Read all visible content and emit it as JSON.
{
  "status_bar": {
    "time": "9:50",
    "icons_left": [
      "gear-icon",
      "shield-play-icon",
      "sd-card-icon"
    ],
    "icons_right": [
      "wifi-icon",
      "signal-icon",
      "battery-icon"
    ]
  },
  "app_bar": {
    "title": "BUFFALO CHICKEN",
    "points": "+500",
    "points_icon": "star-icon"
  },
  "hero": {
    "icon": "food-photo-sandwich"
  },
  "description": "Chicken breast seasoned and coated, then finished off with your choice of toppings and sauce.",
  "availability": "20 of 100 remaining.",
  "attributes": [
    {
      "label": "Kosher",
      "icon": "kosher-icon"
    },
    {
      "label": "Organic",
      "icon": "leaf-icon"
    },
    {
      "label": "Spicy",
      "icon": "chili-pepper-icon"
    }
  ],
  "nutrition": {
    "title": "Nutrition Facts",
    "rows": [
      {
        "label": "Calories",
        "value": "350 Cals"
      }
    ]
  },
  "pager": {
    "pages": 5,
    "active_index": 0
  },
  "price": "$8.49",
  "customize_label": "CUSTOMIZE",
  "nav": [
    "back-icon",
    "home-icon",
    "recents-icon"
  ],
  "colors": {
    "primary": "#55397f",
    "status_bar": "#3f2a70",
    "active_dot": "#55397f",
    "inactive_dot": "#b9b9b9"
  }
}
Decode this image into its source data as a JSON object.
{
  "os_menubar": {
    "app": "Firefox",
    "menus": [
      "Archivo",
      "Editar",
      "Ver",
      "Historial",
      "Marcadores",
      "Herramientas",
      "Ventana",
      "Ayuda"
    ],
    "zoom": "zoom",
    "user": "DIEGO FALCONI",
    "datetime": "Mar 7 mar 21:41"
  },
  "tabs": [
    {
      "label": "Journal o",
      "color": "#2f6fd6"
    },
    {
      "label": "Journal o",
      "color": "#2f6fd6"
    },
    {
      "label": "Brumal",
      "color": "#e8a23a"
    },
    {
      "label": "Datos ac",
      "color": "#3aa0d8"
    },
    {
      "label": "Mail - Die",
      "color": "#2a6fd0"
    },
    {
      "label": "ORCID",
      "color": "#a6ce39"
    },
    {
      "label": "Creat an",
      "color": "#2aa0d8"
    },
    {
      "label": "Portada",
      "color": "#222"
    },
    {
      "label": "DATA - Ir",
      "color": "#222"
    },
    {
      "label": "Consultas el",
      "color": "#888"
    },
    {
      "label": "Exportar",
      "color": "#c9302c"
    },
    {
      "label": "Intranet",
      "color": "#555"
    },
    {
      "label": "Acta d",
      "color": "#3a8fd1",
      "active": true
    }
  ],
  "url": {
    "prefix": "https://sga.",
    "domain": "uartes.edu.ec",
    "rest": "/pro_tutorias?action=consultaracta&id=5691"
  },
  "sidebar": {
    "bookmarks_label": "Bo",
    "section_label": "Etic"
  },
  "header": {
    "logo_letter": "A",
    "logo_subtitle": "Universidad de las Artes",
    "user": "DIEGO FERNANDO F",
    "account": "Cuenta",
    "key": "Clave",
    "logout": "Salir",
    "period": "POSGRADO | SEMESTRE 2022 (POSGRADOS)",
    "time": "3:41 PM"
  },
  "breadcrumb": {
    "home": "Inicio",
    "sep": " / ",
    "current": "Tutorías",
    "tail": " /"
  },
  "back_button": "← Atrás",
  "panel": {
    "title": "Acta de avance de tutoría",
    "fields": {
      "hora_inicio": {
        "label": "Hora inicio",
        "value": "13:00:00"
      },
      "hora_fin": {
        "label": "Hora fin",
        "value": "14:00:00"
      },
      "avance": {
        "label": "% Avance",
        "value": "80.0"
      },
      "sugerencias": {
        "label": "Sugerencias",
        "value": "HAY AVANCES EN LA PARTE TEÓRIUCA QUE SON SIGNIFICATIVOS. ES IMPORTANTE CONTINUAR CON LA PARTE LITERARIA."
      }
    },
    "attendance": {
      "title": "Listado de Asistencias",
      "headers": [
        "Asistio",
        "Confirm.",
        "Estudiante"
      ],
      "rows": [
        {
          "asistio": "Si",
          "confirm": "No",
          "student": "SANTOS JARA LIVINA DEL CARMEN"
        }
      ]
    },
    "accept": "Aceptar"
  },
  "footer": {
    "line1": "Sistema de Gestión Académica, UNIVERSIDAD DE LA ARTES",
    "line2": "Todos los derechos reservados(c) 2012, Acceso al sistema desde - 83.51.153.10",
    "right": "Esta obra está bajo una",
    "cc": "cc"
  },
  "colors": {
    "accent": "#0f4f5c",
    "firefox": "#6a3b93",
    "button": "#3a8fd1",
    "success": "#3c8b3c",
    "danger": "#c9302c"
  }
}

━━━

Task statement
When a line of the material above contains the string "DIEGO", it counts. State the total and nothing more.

Your solution
2